## Your task
Return exactly, and only, the lines from the line containing "Convert this screenshot" through the final line of the records below, both included.

━━━━━ Given entries

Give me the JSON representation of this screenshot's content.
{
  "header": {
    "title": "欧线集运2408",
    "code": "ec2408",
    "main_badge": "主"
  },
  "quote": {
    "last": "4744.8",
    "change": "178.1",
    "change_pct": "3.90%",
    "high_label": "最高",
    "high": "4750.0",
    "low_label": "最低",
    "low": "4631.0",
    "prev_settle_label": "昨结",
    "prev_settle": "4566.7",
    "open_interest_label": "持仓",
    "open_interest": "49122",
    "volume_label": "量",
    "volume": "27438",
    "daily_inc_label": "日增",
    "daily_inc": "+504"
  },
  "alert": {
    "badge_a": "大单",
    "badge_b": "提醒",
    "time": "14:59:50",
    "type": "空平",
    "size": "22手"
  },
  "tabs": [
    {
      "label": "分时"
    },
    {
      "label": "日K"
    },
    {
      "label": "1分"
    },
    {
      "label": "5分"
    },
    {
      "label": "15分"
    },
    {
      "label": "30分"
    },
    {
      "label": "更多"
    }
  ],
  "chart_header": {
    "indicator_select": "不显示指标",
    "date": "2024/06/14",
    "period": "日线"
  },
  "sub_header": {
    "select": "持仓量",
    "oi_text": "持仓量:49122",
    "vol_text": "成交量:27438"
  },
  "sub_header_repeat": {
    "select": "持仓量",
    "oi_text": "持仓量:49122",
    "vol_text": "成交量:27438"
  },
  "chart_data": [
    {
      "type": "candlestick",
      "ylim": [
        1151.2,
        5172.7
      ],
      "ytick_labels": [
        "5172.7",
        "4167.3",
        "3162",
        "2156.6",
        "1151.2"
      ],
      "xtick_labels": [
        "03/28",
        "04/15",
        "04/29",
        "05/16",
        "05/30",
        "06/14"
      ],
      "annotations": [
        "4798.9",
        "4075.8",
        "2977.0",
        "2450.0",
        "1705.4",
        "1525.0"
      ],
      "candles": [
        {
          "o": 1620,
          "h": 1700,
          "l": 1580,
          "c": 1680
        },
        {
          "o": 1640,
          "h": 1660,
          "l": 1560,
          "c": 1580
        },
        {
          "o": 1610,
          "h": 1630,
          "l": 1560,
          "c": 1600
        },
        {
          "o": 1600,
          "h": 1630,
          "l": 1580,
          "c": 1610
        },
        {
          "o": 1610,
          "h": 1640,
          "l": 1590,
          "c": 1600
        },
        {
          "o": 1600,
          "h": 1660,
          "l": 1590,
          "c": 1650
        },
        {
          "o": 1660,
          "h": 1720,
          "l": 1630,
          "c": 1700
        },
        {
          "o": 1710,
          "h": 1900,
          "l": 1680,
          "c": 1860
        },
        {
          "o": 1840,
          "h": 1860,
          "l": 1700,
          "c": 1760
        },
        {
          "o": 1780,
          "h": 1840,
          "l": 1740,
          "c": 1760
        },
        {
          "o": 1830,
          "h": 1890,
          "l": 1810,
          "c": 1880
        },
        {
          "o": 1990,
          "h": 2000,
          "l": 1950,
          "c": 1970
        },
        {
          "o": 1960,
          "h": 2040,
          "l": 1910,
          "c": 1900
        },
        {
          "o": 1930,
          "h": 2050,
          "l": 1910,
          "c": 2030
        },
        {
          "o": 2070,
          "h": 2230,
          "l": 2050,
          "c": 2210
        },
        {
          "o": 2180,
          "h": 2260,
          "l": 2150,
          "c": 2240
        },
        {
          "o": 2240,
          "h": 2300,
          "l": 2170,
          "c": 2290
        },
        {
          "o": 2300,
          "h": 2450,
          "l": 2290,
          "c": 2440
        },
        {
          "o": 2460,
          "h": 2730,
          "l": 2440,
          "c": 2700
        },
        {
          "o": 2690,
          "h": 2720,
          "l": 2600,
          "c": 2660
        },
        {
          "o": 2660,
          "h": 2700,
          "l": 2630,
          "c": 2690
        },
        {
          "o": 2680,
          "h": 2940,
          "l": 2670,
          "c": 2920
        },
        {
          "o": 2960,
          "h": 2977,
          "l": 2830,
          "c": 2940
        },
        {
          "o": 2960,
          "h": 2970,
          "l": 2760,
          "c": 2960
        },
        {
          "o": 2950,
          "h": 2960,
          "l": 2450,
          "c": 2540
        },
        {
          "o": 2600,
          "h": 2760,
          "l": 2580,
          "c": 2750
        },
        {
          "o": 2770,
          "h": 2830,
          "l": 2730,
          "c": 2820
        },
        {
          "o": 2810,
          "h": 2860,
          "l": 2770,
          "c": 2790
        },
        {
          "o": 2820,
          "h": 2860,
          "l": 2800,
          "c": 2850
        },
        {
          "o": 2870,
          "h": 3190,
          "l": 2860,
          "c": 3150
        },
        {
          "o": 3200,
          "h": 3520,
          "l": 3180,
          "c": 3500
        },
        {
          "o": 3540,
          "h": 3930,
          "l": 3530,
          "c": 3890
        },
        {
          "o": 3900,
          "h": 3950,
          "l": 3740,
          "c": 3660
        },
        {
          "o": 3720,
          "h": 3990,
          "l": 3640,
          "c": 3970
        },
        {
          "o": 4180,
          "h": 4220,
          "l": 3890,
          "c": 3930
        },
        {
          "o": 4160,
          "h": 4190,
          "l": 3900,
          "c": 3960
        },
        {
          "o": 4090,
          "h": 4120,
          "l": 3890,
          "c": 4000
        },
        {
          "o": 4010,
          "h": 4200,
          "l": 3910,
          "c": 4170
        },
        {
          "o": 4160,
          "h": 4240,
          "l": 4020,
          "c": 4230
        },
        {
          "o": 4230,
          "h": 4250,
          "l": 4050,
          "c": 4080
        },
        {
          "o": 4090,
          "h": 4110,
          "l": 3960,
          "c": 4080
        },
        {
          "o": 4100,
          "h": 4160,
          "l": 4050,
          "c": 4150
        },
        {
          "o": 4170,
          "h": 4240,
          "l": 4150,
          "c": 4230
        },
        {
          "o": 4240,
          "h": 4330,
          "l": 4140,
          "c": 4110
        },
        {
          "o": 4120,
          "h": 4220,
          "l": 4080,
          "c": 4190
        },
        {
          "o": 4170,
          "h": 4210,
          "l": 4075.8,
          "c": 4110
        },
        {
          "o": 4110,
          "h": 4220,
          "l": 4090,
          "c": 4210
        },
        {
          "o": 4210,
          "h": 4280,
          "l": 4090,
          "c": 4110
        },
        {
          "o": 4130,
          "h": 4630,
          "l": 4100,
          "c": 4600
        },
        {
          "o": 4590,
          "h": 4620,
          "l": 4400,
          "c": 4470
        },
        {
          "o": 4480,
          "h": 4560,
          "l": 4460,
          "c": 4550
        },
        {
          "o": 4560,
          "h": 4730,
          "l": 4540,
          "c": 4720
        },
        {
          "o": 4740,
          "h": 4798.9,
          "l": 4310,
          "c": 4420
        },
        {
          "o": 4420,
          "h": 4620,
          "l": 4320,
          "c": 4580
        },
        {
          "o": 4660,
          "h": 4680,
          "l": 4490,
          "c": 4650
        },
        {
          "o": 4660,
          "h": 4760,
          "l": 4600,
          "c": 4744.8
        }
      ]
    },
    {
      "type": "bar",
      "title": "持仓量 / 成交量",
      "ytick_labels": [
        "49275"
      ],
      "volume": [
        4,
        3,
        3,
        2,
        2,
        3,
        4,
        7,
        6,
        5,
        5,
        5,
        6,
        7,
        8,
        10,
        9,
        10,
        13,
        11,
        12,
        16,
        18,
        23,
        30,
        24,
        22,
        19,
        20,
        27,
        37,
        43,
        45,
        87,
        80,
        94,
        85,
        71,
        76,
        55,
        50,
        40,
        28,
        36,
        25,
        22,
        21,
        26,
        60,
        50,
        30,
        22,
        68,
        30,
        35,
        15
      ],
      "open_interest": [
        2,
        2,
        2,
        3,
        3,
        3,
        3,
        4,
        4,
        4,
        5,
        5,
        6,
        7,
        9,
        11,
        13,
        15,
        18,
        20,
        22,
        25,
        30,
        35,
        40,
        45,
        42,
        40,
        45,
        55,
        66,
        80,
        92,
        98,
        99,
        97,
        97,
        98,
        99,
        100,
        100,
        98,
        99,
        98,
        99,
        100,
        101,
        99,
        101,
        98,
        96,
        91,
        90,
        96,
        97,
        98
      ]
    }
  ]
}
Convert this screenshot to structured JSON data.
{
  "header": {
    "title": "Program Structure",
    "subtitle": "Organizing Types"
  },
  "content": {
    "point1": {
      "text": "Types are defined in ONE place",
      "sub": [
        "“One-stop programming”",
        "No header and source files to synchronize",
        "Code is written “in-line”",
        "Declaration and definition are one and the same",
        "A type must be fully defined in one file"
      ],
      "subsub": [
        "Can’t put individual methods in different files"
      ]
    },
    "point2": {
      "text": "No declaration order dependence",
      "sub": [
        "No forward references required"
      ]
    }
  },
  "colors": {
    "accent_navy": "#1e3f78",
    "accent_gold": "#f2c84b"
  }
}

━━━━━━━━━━

## Reply to the task
Convert this screenshot to structured JSON data.
{
  "header": {
    "title": "Program Structure",
    "subtitle": "Organizing Types"
  },
  "content": {
    "point1": {
      "text": "Types are defined in ONE place",
      "sub": [
        "“One-stop programming”",
        "No header and source files to synchronize",
        "Code is written “in-line”",
        "Declaration and definition are one and the same",
        "A type must be fully defined in one file"
      ],
      "subsub": [
        "Can’t put individual methods in different files"
      ]
    },
    "point2": {
      "text": "No declaration order dependence",
      "sub": [
        "No forward references required"
      ]
    }
  },
  "colors": {
    "accent_navy": "#1e3f78",
    "accent_gold": "#f2c84b"
  }
}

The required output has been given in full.